### INSTRUCTIONS TO FOLLOW
Where a line of the data holds the word "value", copy that line.

::::::::::

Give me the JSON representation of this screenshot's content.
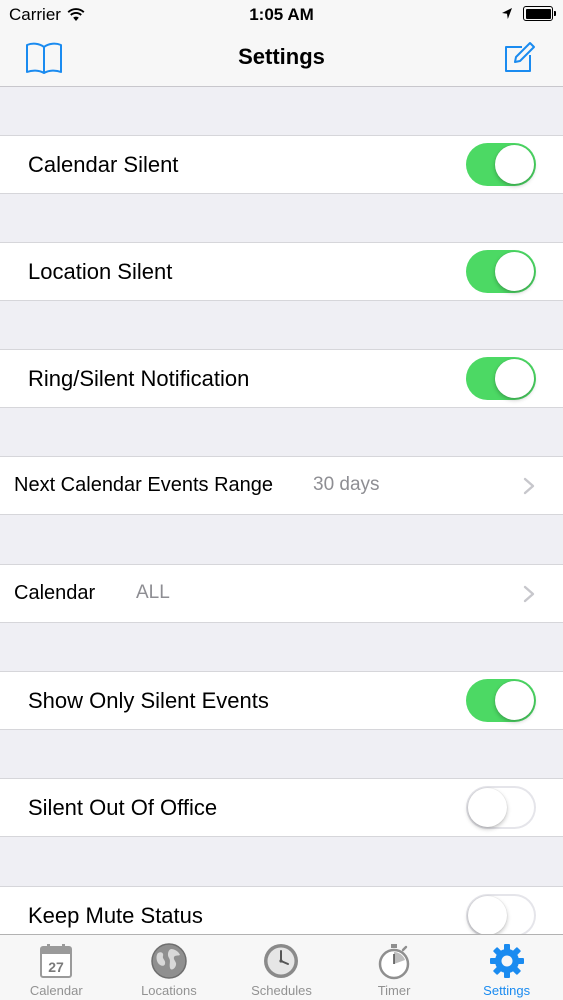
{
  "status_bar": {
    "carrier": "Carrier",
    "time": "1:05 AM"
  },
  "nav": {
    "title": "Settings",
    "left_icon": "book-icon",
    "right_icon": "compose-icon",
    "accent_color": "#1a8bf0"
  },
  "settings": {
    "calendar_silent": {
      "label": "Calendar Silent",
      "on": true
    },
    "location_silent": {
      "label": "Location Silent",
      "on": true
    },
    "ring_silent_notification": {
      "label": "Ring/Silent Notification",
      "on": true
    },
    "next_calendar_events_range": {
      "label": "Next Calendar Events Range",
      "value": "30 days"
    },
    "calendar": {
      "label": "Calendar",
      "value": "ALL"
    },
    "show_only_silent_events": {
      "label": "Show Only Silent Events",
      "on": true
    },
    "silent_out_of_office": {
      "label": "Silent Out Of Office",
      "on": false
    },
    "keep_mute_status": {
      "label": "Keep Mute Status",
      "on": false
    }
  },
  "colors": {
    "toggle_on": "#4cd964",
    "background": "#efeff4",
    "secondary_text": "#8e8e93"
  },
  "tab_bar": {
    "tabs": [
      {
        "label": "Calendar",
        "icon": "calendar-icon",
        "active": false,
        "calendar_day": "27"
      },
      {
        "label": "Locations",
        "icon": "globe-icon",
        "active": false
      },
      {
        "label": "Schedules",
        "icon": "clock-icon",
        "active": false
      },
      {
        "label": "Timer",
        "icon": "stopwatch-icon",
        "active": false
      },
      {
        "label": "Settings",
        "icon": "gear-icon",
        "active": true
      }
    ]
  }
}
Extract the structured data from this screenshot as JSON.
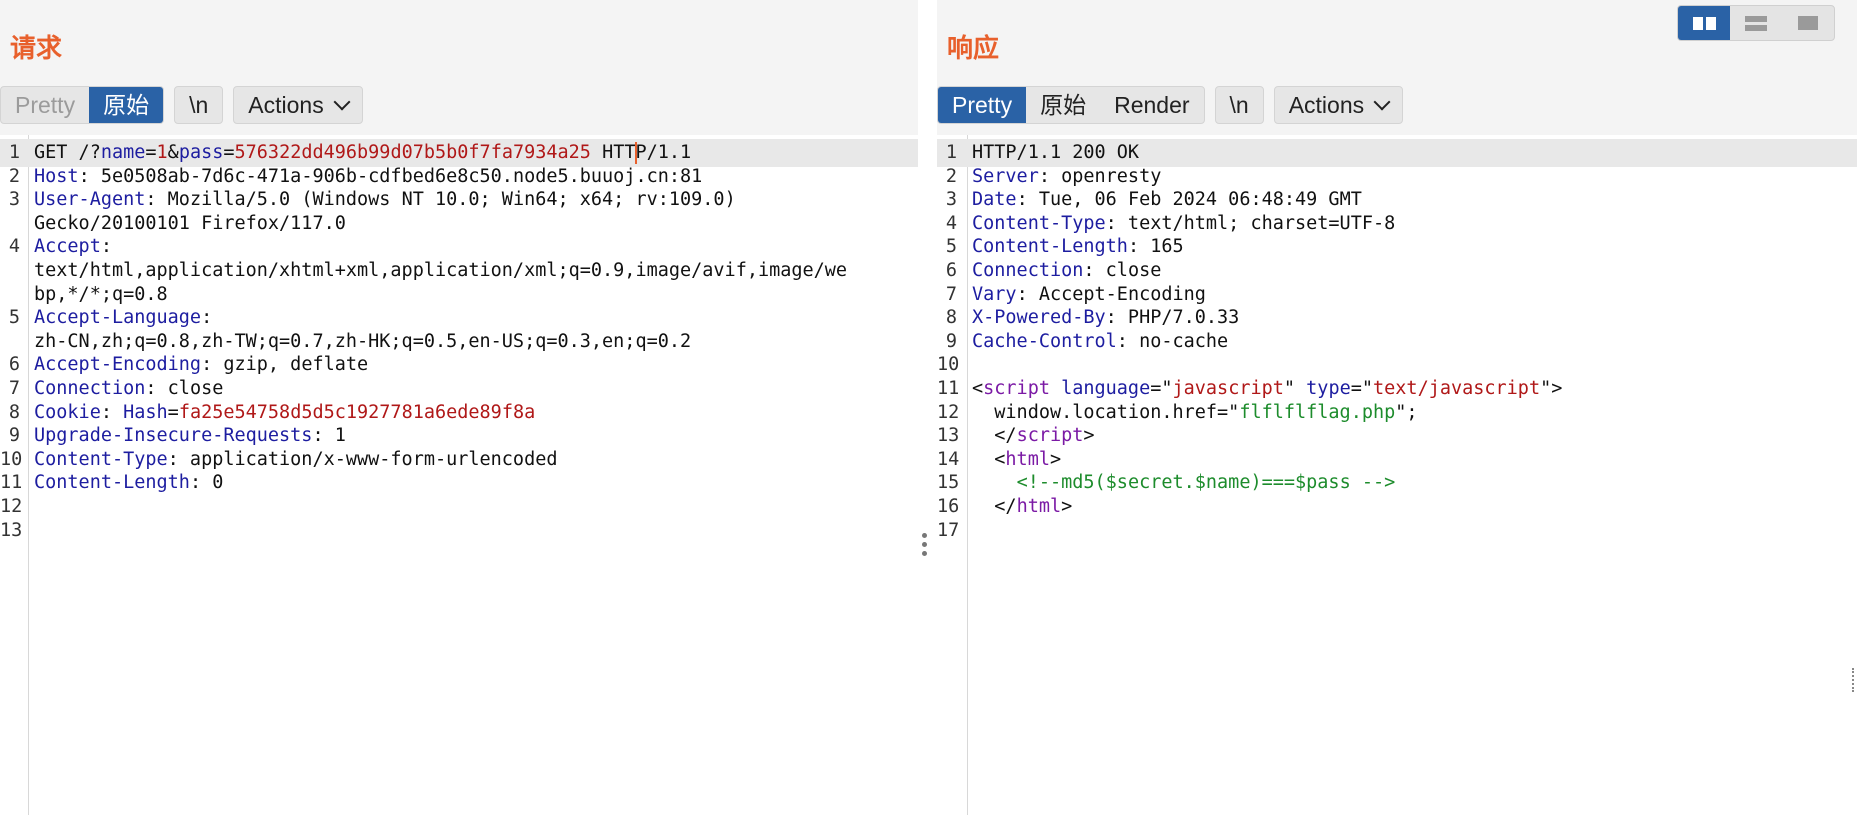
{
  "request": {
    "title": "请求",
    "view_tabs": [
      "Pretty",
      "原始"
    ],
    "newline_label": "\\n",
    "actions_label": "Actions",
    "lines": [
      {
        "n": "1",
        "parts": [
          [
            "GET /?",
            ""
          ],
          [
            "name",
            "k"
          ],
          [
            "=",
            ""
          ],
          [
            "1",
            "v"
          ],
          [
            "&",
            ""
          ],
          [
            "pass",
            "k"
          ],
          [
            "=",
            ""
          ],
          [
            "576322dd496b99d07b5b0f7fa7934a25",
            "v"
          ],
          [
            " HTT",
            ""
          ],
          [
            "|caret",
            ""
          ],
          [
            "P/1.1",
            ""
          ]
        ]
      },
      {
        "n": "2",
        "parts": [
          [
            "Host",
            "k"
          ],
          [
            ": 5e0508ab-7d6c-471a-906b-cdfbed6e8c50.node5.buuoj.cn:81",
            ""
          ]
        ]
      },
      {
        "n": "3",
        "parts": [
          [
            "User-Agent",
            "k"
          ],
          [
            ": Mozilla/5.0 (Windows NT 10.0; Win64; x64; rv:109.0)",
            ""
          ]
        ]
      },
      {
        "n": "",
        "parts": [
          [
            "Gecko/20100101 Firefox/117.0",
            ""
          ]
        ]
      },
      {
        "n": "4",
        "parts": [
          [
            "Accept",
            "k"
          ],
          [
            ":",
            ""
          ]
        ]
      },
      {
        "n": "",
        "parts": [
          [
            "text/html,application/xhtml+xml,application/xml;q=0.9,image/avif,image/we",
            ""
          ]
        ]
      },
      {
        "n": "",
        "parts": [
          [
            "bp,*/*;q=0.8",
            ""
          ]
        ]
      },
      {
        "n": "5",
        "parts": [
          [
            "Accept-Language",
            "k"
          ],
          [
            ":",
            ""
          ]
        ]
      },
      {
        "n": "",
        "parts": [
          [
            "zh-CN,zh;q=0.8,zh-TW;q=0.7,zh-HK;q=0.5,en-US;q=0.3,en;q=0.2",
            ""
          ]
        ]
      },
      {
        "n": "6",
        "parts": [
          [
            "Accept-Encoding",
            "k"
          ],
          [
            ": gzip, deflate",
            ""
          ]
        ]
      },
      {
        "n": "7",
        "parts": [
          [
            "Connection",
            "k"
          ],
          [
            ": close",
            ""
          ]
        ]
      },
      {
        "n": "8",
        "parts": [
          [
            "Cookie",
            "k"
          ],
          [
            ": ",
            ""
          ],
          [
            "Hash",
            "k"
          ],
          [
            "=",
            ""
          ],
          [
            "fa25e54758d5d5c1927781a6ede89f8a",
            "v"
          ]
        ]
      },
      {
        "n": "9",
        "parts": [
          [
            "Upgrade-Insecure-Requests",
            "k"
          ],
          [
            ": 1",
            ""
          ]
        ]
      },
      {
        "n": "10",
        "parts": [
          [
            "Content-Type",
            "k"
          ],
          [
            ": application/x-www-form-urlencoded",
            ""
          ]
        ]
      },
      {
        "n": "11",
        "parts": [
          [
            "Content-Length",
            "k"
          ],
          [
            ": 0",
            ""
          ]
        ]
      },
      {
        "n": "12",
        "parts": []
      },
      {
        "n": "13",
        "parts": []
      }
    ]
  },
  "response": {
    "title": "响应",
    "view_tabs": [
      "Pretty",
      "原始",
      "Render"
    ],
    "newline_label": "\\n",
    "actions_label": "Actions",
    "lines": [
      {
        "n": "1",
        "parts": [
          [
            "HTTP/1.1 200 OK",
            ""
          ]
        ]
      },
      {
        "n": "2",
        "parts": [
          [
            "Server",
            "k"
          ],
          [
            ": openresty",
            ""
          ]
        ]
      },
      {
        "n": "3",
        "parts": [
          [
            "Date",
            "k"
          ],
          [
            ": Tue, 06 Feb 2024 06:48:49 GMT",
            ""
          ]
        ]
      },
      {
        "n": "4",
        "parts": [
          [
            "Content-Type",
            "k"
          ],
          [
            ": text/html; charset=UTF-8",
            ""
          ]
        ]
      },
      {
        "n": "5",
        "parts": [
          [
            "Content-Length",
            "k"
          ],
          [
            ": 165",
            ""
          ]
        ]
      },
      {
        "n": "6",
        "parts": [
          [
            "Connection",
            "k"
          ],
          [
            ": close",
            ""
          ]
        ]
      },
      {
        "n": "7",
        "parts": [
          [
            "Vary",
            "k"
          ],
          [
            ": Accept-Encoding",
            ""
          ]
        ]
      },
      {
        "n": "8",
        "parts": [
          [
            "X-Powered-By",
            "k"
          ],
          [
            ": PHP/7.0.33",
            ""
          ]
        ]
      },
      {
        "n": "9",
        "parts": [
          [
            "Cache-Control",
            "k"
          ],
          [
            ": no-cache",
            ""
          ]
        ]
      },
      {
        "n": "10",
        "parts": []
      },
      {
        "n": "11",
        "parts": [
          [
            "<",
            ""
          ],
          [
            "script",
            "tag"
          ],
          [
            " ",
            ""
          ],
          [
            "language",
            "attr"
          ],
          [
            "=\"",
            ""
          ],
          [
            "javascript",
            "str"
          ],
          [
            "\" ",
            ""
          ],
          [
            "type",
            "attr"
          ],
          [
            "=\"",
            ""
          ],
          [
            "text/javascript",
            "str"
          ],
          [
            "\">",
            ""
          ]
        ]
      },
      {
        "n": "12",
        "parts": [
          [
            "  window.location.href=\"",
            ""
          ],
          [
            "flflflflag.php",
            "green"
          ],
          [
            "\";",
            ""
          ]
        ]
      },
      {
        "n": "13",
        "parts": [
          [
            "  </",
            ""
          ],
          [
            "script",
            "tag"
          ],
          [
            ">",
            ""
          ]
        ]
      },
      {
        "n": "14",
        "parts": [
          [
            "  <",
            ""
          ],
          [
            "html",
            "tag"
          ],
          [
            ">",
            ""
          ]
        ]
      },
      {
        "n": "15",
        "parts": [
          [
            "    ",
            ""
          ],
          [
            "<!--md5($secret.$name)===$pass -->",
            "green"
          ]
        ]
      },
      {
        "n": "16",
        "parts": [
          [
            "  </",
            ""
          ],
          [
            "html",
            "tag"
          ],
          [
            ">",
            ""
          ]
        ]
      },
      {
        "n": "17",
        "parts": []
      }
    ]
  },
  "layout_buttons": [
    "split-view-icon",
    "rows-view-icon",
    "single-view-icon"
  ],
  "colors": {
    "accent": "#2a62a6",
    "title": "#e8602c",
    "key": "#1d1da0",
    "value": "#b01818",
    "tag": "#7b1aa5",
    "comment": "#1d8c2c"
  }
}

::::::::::

### SOLUTION FOR THIS EXERCISE
      "value": "30 days"
      "value": "ALL"
    "value": "#b01818",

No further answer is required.